The real gem of the gameplay comes in the form of a card game, which represents bits of the battles you fight as Iris. The card game is simple, but actually a pretty well developed thing that adds a real sense of being part of the battle. There is just enough card play to be fun without becoming tedious or feeling unimportant. You gain exp when you fight battles, and spend that exp on special cards and power ups. It is never particularly hard, but it managed to pull me into the fight and make me feel part of it, I liked that.
It is easy to forget that this is a fully featured eroge thanks to the strong narrative, but it certainly is there. The ‘prince’ and all of the princesses have their own spot light, though it does take more than one play through to see them all. Basically how much you are going to appreciate these scenes will boil down to your tolerance for sex magic, as it is tied directly into the plot that way. Feelings make you stronger and sex makes you feel.. I am sure you can put the rest together on your own.
There is a little bit of incestuous content here, but the incestuous nature of it is almost entirely ignored. The sex generally tries to be sweet and or passionate, something it pulls off for the most part. The erotic scenes are a small portion of Princess Waltz, but they hold nothing back when they happen.
There is really nothing outlandishly offensive about the content of any of these scenes, other than perhaps questioning the ages of the characters, which are never formally given. My one critique would be this: they get dragged out a bit, the protagonist has an unnatural amount of stamina. I have seen a lot worse mind you, but some of the scenes do feel a bit excessive.
Aside from a single specific complaint that I have, this is a solid localization overall. While playing the card game I noticed that there is a mistake with the description text on a few of the bonus cards. Basically red and green are backwards, IE if the text says green it means red and vice-verse, this is annoying, but hardly game breaking.
I was also slightly annoyed that the credits are not translated.
Princess Waltz is a visual novel I have highly enjoyed, and would readily recommend for it’s compelling story and charming prince and princess characters. The one final critique I will give is this: I felt like this story pulled it’s punches a bit too much, and that the lighthearted mentality of no one really dies cheated a few characters out of leaving a more powerful lasting impression, and cheapened the resolve they fought with. This pulling of punches is probably something quite a few people will be relieved to see so this critique really comes down to personal taste. Overall Princess Waltz was an exciting story, and I am very much satisfied with it.

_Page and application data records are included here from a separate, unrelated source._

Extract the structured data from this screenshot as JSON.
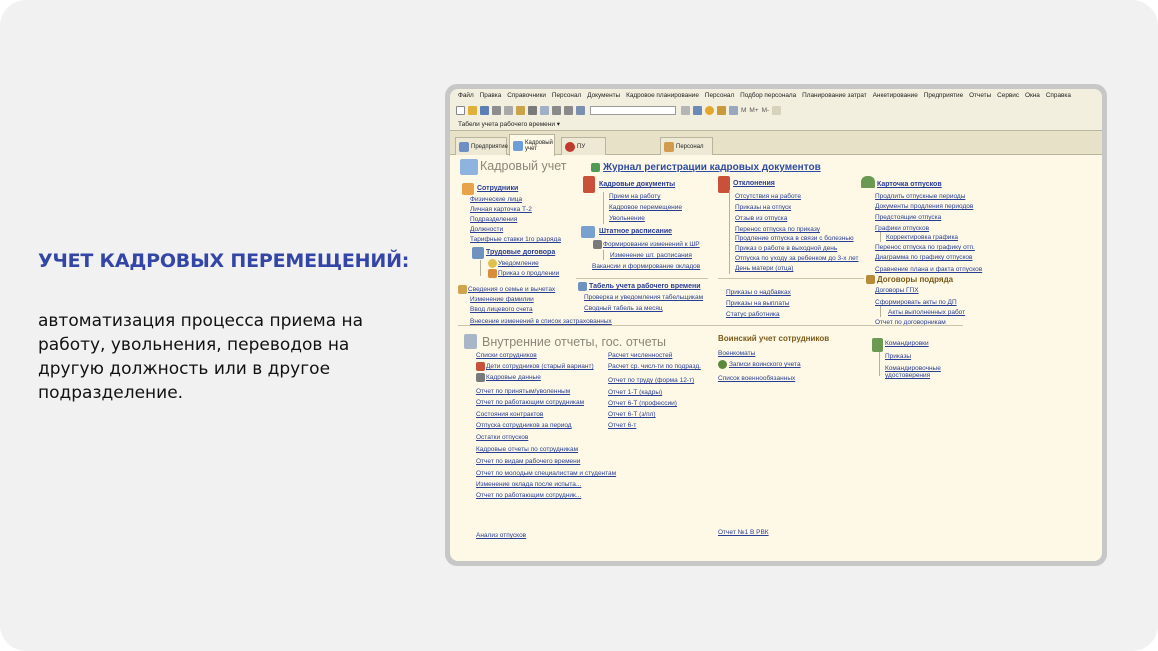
{
  "slide": {
    "title": "УЧЕТ КАДРОВЫХ ПЕРЕМЕЩЕНИЙ:",
    "description": "автоматизация процесса приема на работу, увольнения, переводов на другую должность или в другое подразделение."
  },
  "menu": [
    "Файл",
    "Правка",
    "Справочники",
    "Персонал",
    "Документы",
    "Кадровое планирование",
    "Персонал",
    "Подбор персонала",
    "Планирование затрат",
    "Анкетирование",
    "Предприятие",
    "Отчеты",
    "Сервис",
    "Окна",
    "Справка"
  ],
  "toolbar": {
    "mplus": "M",
    "mplus2": "M+",
    "mminus": "M-"
  },
  "subtoolbar": "Табели учета рабочего времени ▾",
  "tabs": [
    "Предприятие",
    "Кадровый учет",
    "ПУ",
    "Персонал"
  ],
  "header": {
    "title": "Кадровый учет",
    "journal": "Журнал регистрации кадровых документов"
  },
  "col1": {
    "heading": "Сотрудники",
    "links": [
      "Физические лица",
      "Личная карточка Т-2",
      "Подразделения",
      "Должности",
      "Тарифные ставки 1го разряда"
    ],
    "labor_heading": "Трудовые договора",
    "labor_links": [
      "Уведомление",
      "Приказ о продлении"
    ],
    "family": "Сведения о семье и вычетах",
    "family_links": [
      "Изменение фамилии",
      "Ввод лицевого счета"
    ],
    "changes": "Внесение изменений в список застрахованных"
  },
  "col2": {
    "heading": "Кадровые документы",
    "links": [
      "Прием на работу",
      "Кадровое перемещение",
      "Увольнение"
    ],
    "staff_heading": "Штатное расписание",
    "staff_links": [
      "Формирование изменений к ШР",
      "Изменение шт. расписания",
      "Вакансии и формирование окладов"
    ],
    "timesheet_heading": "Табель учета рабочего времени",
    "timesheet_links": [
      "Проверка и уведомления табельщикам",
      "Сводный табель за месяц"
    ]
  },
  "col3": {
    "heading": "Отклонения",
    "links": [
      "Отсутствия на работе",
      "Приказы на отпуск",
      "Отзыв из отпуска",
      "Перенос отпуска по приказу",
      "Продление отпуска в связи с болезнью",
      "Приказ о работе в выходной день",
      "Отпуска по уходу за ребенком до 3-х лет",
      "День матери (отца)"
    ],
    "bottom_links": [
      "Приказы о надбавках",
      "Приказы на выплаты",
      "Статус работника"
    ]
  },
  "col4": {
    "heading": "Карточка отпусков",
    "links": [
      "Продлить отпускные периоды",
      "Документы продления периодов",
      "Предстоящие отпуска",
      "Графики отпусков",
      "Корректировка графика",
      "Перенос отпуска по графику отп.",
      "Диаграмма по графику отпусков",
      "Сравнение плана и факта отпусков"
    ],
    "contracts_heading": "Договоры подряда",
    "contracts_links": [
      "Договоры ГПХ",
      "Сформировать акты по ДП",
      "Акты выполненных работ",
      "Отчет по договорникам"
    ]
  },
  "reports": {
    "title": "Внутренние отчеты, гос. отчеты",
    "left": [
      "Списки сотрудников",
      "Дети сотрудников (старый вариант)",
      "Кадровые данные",
      "Отчет по принятым/уволенным",
      "Отчет по работающим сотрудникам",
      "Состояния контрактов",
      "Отпуска сотрудников за период",
      "Остатки отпусков",
      "Кадровые отчеты по сотрудникам",
      "Отчет по видам рабочего времени",
      "Отчет по молодым специалистам и студентам",
      "Изменение оклада после испыта...",
      "Отчет по работающим сотрудник..."
    ],
    "left_bottom": "Анализ отпусков",
    "mid": [
      "Расчет численностей",
      "Расчет ср. числ-ти по подразд.",
      "Отчет по труду (форма 12-т)",
      "Отчет 1-Т (кадры)",
      "Отчет 6-Т (профессии)",
      "Отчет 6-Т (з/пл)",
      "Отчет 6-т"
    ],
    "military_title": "Воинский учет сотрудников",
    "military_links": [
      "Военкоматы",
      "Записи воинского учета",
      "Список военнообязанных"
    ],
    "military_bottom": "Отчет №1 В РВК",
    "trips_heading": "Командировки",
    "trips_links": [
      "Приказы",
      "Командировочные удостоверения"
    ]
  },
  "colors": {
    "title": "#3346a6",
    "link": "#2a3d95",
    "app_bg": "#fdf9e6"
  }
}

On a final note I find the Fate/Stay Night Comparison to be false. Prince Waltz and Fate/Stay Night are apples and oranges. There are some similarities between the two sure, but the nuance behind the underlying mechanics are entirely different. Fate/Stay Night is a survival story set in a dark urban fantasy. Princess Waltz on the other hand is a story of self discovery set in a much more upbeat fantasy meets modern world setting. Any comparisons between the two are only surface deep.